Problem details – State how many lines in the listing below include the word "Display", and add nothing besides the number.

Record extracts –
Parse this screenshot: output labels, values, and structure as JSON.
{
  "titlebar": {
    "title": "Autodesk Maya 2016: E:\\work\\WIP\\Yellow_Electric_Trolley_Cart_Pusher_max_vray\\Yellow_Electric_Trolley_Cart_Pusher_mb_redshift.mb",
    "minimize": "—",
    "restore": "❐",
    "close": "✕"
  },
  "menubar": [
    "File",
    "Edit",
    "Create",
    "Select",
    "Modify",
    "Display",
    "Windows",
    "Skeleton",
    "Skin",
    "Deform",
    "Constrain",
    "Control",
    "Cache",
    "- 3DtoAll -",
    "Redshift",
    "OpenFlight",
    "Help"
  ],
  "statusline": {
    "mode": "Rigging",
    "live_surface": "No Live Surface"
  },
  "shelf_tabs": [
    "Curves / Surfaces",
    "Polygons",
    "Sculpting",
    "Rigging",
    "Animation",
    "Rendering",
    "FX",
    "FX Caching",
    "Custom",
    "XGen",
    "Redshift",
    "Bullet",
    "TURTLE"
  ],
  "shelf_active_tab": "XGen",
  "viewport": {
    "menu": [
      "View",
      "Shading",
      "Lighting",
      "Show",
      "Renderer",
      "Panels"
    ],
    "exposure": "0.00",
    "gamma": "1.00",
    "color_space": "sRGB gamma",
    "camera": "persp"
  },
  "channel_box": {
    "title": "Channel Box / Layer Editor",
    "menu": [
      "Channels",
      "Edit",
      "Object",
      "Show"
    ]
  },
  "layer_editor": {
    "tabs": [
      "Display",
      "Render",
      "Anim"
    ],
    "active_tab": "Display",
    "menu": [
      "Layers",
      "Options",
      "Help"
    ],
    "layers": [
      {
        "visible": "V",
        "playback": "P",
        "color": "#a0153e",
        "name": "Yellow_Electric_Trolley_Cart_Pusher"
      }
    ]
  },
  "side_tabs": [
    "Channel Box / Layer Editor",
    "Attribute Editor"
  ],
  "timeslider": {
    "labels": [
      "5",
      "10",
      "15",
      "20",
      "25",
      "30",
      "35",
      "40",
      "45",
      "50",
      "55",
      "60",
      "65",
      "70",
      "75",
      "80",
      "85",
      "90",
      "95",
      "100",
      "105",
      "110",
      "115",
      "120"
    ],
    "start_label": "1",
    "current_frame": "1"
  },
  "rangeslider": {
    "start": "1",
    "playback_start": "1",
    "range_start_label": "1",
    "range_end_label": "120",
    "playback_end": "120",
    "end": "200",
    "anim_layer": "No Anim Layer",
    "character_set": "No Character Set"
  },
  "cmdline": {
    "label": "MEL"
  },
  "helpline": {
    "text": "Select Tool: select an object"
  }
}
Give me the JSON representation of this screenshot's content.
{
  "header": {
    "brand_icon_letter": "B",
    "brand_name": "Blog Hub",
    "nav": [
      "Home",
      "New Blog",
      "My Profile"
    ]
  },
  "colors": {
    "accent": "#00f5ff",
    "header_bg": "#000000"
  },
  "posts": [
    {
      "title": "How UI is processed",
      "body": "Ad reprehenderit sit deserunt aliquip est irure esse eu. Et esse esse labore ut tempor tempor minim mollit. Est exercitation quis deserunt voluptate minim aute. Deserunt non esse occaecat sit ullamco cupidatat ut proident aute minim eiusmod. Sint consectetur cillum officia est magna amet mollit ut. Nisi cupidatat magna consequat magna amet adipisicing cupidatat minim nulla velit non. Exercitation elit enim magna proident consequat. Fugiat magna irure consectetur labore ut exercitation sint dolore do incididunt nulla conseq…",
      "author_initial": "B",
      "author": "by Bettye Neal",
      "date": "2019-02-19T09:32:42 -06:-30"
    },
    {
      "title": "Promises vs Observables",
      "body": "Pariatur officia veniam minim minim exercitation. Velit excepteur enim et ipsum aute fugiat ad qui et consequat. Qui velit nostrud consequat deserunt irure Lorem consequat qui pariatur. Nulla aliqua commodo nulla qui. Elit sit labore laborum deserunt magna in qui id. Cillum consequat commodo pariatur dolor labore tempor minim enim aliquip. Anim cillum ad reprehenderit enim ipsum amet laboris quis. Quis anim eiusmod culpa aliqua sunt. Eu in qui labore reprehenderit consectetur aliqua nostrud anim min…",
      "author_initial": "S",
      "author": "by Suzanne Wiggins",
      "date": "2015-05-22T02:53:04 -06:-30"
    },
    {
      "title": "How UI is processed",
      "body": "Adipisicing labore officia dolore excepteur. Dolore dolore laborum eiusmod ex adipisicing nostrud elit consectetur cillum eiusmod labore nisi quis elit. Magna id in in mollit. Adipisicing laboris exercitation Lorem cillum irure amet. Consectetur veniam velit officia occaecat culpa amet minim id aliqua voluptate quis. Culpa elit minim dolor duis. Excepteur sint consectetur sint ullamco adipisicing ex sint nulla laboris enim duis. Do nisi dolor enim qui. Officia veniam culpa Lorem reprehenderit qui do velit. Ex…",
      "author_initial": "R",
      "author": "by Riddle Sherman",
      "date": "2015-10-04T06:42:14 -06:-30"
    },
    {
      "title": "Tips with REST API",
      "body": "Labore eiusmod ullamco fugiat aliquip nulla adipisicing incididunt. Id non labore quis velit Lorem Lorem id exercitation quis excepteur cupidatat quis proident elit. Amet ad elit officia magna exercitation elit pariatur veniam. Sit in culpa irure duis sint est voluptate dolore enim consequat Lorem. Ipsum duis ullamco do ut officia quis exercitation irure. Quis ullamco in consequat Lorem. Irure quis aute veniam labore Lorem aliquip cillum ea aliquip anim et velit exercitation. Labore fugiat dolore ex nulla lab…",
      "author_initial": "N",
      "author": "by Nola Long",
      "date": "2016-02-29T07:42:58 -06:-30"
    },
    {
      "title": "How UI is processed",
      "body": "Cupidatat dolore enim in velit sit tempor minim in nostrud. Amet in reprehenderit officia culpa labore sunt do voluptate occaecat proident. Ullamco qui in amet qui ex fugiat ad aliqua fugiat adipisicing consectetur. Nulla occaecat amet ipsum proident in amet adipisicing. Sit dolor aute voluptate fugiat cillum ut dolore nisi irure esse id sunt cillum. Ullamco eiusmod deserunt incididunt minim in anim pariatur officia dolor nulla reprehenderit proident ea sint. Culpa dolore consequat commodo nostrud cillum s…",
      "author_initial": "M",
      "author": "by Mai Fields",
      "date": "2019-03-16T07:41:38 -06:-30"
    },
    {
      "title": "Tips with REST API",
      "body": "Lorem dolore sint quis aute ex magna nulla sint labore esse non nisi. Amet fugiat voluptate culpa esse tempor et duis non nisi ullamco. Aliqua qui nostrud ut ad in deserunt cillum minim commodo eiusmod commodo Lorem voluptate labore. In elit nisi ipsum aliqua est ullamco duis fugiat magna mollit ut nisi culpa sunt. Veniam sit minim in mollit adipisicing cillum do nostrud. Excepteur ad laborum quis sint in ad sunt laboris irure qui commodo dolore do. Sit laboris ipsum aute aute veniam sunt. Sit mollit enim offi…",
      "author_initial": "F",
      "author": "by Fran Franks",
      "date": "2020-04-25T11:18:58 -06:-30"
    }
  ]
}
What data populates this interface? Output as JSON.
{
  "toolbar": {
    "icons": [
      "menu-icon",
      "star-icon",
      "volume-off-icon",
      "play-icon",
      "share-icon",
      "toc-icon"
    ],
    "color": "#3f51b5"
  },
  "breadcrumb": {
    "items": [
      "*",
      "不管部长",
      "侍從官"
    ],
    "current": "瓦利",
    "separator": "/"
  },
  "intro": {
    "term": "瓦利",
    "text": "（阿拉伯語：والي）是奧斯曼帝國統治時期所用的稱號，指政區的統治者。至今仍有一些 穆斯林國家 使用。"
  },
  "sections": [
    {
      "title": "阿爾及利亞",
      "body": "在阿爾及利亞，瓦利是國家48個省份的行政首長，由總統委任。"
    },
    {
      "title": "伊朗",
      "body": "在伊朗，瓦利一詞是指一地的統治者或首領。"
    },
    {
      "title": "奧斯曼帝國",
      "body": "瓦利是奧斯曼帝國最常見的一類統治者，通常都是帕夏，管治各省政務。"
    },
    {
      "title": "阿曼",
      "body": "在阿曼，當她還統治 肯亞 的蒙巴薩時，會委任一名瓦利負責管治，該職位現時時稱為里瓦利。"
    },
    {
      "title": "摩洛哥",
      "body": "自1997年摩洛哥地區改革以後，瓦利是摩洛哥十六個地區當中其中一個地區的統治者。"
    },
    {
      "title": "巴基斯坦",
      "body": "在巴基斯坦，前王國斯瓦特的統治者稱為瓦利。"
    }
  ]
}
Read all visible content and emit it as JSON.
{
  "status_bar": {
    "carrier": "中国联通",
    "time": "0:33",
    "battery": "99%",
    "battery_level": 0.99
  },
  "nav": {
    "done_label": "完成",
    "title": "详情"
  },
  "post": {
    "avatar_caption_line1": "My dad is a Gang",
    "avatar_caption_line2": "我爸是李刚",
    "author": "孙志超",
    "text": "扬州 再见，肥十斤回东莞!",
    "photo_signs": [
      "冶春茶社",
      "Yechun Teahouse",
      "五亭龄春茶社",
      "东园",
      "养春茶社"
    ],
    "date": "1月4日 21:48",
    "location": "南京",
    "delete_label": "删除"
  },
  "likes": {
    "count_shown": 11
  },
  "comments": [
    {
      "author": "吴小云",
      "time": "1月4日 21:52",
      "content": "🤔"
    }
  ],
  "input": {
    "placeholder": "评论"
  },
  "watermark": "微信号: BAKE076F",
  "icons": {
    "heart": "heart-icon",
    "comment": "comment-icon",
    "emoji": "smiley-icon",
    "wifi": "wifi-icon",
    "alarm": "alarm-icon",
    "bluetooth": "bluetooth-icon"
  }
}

Your response – 3